WASHINGTON – Last year’s mild winter is history, as it looks like it’ll be a pretty normal and cold winter this year. And that could cost you.
Your bill could be 20 percent higher if you heat your home with oil, 15 percent higher if you use natural gas, 13 percent higher if you use propane and 5 percent higher if you use electricity, according to the annual Winter Fuels Outlook from the Energy Department’s Energy Information Administration.
Priscilla Knight, spokeswoman for the Northern Virginia Electric Cooperative, says there are simple inexpensive things you can do now to keep costs down. They include caulking around windows or adding weatherstripping around doors.
“You can lose about 35 percent of your heating through leaks in your home,” says Knight.
Here is a list of other inexpensive things NOVEC recommends to keep your heating costs down:
Insert foam rubber insulation pads under wall outlet and switch covers. Replace covers and push child-protection inserts into outlets to stop drafts.
Wash windows to let the sun’s warmth help heat the house. Close window treatments at night to help keep warm air indoors.
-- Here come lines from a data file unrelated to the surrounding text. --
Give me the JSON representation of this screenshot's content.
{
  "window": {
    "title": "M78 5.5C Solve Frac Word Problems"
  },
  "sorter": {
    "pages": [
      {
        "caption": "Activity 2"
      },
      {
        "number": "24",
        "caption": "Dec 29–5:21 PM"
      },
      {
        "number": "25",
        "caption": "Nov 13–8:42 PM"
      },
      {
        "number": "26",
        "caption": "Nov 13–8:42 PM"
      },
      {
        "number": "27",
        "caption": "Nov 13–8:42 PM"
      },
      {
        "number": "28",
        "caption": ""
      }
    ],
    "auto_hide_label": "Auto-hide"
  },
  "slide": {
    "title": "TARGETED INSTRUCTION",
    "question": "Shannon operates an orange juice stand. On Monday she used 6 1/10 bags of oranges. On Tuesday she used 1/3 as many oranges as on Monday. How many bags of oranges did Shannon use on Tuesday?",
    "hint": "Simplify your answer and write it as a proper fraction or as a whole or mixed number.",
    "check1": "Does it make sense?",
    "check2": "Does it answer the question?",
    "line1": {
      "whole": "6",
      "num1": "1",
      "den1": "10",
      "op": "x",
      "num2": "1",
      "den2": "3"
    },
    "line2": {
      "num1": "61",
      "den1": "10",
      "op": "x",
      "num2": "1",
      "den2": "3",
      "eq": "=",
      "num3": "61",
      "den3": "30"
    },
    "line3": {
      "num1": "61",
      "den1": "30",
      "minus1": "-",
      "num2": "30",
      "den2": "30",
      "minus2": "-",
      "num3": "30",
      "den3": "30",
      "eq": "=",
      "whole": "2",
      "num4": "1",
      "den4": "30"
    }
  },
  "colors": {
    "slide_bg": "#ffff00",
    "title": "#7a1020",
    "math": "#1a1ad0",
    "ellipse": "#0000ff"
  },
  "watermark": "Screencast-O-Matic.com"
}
Apply weatherstripping around windows. As an extra wind barrier, cover windows with plastic available at hardware and home stores.
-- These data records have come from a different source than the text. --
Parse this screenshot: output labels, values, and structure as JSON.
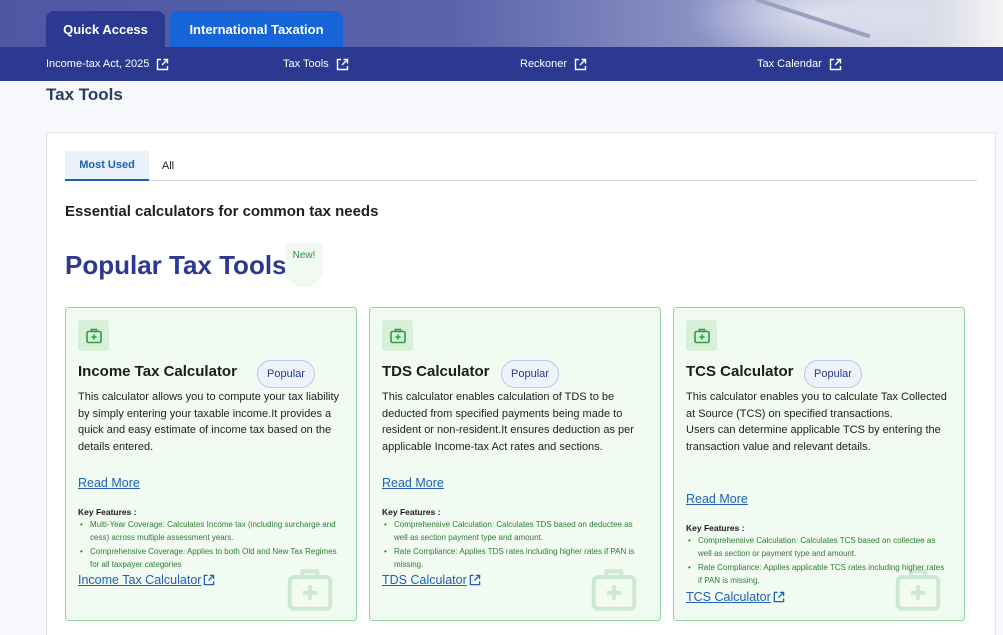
{
  "top_tabs": {
    "quick_access": "Quick Access",
    "international": "International Taxation"
  },
  "nav": [
    {
      "label": "Income-tax Act, 2025"
    },
    {
      "label": "Tax Tools"
    },
    {
      "label": "Reckoner"
    },
    {
      "label": "Tax Calendar"
    }
  ],
  "page": {
    "title": "Tax Tools"
  },
  "tabs": {
    "most_used": "Most Used",
    "all": "All"
  },
  "main": {
    "subheading": "Essential calculators for common tax needs",
    "section_title": "Popular Tax Tools",
    "new_badge": "New!"
  },
  "cards": [
    {
      "title": "Income Tax Calculator",
      "badge": "Popular",
      "description": "This calculator allows you to compute your tax liability by simply entering your taxable income.It provides a quick and easy estimate of income tax based on the details entered.",
      "read_more": "Read More",
      "key_features_label": "Key Features :",
      "features": [
        "Multi-Year Coverage: Calculates Income tax (including surcharge and cess) across multiple assessment years.",
        "Comprehensive Coverage: Applies to both Old and New Tax Regimes for all taxpayer categories"
      ],
      "link": "Income Tax Calculator"
    },
    {
      "title": "TDS Calculator",
      "badge": "Popular",
      "description": "This calculator enables calculation of TDS to be deducted from specified payments being made to resident or non-resident.It ensures deduction as per applicable Income-tax Act rates and sections.",
      "read_more": "Read More",
      "key_features_label": "Key Features :",
      "features": [
        "Comprehensive Calculation: Calculates TDS based on deductee as well as section payment type and amount.",
        "Rate Compliance: Applies TDS rates including higher rates if PAN is missing."
      ],
      "link": "TDS Calculator"
    },
    {
      "title": "TCS Calculator",
      "badge": "Popular",
      "description": "This calculator enables you to calculate Tax Collected at Source (TCS) on specified transactions.\nUsers can determine applicable TCS by entering the transaction value and relevant details.",
      "read_more": "Read More",
      "key_features_label": "Key Features :",
      "features": [
        "Comprehensive Calculation: Calculates TCS based on collectee as well as section or payment type and amount.",
        "Rate Compliance: Applies applicable TCS rates including higher rates if PAN is missing."
      ],
      "link": "TCS Calculator"
    }
  ],
  "icons": {
    "card_icon": "medical-kit-icon",
    "external_link": "external-link-icon"
  },
  "colors": {
    "brand_navy": "#2b3990",
    "accent_blue": "#1565d8",
    "card_bg": "#f1fbf1",
    "card_border": "#8dd39a",
    "feature_text": "#2e7d32"
  }
}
Adhere weatherstripping around drafty exterior doors and attach insulating door sweeps to help block cold air from penetrating under the threshold.
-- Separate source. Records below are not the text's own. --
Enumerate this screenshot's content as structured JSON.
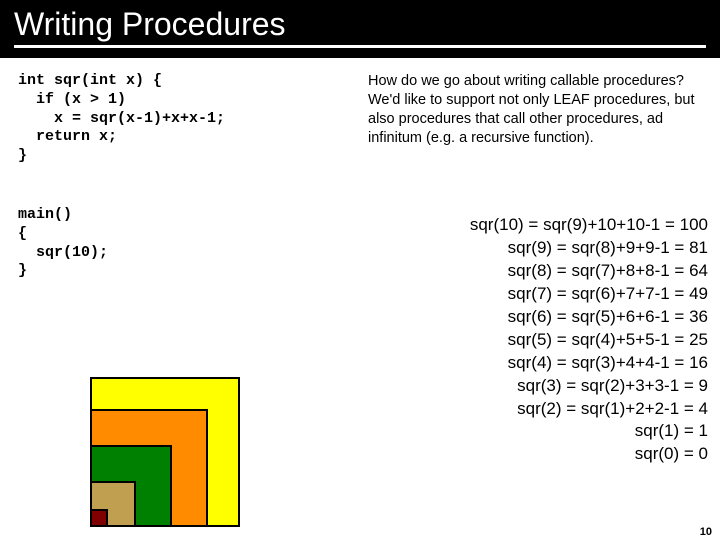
{
  "title": "Writing Procedures",
  "code": {
    "sqr": "int sqr(int x) {\n  if (x > 1)\n    x = sqr(x-1)+x+x-1;\n  return x;\n}",
    "main": "main()\n{\n  sqr(10);\n}"
  },
  "description": "How do we go about writing callable procedures? We'd like to support not only LEAF procedures, but also procedures that call other procedures, ad infinitum (e.g. a recursive function).",
  "calculations": [
    "sqr(10) = sqr(9)+10+10-1 = 100",
    "sqr(9) = sqr(8)+9+9-1 = 81",
    "sqr(8) = sqr(7)+8+8-1 = 64",
    "sqr(7) = sqr(6)+7+7-1 = 49",
    "sqr(6) = sqr(5)+6+6-1 = 36",
    "sqr(5) = sqr(4)+5+5-1 = 25",
    "sqr(4) = sqr(3)+4+4-1 = 16",
    "sqr(3) = sqr(2)+3+3-1 = 9",
    "sqr(2) = sqr(1)+2+2-1 = 4",
    "sqr(1) = 1",
    "sqr(0) = 0"
  ],
  "page_number": "10",
  "colors": {
    "yellow": "#ffff00",
    "orange": "#ff8c00",
    "green": "#008000",
    "tan": "#c0a050",
    "darkred": "#800000"
  }
}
Keep garage doors closed most of the time if the garage is attached to the house.
Set the furnace thermostat at 68 degrees or lower.
Replace heating-system filters monthly. A dirty filter restricts air flow and makes the system work harder.
An open fireplace without glass doors draws heated indoor air up the flue. When the fireplace is not in use, close the damper and glass doors to prevent as much as 14 percent air leakage.